Information shown
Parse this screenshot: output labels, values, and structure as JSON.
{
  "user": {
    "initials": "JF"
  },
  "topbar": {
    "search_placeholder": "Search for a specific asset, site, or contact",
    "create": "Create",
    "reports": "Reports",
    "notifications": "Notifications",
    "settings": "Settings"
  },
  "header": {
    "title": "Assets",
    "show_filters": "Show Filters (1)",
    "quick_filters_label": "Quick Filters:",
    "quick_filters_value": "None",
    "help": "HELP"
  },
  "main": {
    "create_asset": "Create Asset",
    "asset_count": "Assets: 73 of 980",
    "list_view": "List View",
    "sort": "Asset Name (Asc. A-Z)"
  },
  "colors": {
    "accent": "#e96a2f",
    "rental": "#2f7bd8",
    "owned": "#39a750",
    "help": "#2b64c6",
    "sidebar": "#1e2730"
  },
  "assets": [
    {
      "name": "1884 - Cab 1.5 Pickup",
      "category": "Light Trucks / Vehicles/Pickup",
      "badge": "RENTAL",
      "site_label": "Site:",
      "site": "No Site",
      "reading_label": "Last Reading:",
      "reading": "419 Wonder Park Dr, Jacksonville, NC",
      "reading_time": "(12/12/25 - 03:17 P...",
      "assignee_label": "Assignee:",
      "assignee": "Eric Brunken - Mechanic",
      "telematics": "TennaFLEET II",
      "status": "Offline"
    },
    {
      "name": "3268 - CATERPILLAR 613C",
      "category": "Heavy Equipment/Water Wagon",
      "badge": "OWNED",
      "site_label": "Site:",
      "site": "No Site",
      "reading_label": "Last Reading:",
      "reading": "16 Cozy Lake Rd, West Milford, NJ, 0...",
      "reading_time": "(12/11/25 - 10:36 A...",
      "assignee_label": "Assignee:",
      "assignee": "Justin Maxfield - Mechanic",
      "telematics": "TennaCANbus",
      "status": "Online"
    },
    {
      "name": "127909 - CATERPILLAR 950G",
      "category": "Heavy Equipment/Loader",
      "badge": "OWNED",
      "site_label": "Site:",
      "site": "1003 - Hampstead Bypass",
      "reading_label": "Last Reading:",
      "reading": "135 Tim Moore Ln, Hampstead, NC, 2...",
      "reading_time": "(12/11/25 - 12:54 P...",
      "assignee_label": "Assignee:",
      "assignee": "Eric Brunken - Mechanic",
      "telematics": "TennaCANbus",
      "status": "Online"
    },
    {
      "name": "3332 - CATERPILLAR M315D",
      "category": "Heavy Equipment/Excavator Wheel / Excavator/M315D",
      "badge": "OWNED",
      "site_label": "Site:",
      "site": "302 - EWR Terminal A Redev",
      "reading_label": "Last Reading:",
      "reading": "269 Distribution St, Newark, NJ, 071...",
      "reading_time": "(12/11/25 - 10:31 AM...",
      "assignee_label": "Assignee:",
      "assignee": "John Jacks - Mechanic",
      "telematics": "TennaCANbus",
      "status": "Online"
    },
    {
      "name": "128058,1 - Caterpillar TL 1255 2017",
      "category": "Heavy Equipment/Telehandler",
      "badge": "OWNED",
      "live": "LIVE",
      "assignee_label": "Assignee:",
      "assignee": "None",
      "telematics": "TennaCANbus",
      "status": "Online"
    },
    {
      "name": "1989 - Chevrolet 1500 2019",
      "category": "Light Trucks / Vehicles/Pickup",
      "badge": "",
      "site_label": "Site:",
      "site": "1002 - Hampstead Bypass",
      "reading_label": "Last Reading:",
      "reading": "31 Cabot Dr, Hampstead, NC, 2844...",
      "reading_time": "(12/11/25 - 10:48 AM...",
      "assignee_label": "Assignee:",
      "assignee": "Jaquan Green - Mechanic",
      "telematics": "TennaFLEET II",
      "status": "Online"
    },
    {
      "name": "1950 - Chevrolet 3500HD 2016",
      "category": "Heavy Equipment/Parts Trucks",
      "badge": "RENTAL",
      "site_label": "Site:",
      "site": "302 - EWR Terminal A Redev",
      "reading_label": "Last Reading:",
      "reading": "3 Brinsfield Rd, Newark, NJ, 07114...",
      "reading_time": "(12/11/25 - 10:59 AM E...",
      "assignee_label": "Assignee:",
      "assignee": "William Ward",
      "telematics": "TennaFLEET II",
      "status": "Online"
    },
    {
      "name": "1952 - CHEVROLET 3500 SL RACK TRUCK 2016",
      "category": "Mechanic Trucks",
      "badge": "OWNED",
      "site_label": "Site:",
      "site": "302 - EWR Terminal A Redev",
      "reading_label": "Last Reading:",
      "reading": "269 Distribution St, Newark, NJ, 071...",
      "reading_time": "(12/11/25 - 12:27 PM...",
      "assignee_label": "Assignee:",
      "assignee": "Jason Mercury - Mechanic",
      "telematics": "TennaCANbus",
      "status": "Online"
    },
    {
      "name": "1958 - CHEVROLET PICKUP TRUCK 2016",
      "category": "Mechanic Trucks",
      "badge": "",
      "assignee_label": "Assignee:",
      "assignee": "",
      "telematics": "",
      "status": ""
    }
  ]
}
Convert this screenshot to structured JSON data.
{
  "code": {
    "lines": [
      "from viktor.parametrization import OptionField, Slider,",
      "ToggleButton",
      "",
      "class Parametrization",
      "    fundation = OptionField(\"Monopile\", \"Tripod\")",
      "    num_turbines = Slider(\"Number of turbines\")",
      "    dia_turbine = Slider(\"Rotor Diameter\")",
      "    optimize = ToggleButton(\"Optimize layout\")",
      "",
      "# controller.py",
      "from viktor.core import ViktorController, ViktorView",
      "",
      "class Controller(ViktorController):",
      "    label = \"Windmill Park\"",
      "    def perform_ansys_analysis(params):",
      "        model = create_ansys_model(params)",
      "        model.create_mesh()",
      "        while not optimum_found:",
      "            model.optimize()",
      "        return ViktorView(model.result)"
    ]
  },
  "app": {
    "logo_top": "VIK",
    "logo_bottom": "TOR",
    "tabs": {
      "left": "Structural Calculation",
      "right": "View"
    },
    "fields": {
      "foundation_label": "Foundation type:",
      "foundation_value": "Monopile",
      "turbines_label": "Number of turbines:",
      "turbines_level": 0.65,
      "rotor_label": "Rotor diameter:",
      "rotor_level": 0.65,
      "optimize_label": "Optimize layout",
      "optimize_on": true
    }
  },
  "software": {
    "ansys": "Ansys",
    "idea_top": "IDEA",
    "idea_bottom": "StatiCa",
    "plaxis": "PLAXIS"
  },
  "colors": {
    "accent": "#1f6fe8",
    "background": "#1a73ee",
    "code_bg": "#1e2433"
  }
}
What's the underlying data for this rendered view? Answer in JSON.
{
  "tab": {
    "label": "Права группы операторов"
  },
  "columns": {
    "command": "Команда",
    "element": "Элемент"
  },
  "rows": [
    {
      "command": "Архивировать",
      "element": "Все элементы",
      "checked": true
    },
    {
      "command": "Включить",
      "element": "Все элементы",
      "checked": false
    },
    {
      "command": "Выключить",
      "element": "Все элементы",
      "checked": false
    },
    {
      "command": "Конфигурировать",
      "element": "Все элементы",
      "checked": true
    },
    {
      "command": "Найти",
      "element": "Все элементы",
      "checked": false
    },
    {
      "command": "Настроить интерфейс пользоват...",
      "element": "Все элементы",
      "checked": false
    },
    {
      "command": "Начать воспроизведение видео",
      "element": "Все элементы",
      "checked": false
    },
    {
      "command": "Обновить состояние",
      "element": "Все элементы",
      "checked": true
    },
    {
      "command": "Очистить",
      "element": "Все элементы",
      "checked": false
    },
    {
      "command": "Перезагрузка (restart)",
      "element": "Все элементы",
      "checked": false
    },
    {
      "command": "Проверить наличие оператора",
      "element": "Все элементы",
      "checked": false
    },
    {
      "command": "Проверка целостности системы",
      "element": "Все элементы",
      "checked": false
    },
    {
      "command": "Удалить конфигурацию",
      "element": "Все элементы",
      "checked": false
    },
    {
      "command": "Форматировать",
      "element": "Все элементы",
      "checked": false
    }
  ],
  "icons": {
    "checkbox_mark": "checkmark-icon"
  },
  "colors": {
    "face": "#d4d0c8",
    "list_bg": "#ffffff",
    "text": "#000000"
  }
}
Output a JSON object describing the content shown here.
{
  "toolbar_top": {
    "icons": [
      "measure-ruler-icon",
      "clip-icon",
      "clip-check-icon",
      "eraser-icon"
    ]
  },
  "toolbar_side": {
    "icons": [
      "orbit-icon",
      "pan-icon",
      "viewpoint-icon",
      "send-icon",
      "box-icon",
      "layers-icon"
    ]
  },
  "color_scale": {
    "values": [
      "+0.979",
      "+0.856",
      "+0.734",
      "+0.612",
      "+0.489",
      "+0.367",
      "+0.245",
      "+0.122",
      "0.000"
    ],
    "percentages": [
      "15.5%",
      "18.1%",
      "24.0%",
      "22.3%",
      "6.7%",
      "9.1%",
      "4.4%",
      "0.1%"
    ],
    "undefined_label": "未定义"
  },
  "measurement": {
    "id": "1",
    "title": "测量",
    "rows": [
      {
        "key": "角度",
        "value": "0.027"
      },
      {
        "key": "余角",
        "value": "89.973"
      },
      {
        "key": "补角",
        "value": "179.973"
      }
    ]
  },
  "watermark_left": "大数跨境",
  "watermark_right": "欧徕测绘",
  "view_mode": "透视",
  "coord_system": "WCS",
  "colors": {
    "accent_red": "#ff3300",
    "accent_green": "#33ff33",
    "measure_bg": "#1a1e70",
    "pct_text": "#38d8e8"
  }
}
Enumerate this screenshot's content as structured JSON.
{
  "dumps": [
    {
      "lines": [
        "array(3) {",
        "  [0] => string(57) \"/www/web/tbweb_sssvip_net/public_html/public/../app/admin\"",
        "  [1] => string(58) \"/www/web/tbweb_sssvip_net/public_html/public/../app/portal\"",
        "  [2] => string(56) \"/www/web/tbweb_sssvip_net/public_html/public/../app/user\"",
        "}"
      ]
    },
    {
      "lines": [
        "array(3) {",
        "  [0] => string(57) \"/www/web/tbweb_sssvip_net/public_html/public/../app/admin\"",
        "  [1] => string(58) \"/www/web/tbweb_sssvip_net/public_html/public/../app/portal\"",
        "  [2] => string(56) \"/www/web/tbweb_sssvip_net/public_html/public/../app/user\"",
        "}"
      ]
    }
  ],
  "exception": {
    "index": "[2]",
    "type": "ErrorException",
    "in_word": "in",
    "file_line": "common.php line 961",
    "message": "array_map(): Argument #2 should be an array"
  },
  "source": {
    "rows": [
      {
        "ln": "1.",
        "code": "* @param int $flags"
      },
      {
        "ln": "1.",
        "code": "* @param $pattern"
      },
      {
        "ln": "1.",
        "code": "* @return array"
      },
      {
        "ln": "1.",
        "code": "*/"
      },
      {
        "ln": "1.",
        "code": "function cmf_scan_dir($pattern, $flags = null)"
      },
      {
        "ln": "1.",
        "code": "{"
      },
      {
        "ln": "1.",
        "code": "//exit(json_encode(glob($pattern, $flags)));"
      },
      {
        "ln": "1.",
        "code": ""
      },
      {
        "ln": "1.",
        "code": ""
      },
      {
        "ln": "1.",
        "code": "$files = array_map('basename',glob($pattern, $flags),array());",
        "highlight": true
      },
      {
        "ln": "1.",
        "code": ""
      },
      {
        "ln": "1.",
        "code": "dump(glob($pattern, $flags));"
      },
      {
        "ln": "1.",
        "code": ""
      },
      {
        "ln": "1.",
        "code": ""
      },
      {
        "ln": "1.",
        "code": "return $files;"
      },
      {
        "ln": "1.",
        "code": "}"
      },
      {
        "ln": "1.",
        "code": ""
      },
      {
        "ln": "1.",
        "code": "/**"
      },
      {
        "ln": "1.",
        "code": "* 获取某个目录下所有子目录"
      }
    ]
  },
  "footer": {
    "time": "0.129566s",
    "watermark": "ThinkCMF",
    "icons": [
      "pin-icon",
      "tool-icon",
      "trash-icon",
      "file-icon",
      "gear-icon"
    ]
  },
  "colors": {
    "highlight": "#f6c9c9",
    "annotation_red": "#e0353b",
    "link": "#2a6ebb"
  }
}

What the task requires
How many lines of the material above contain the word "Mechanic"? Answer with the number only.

Solution for this exercise
8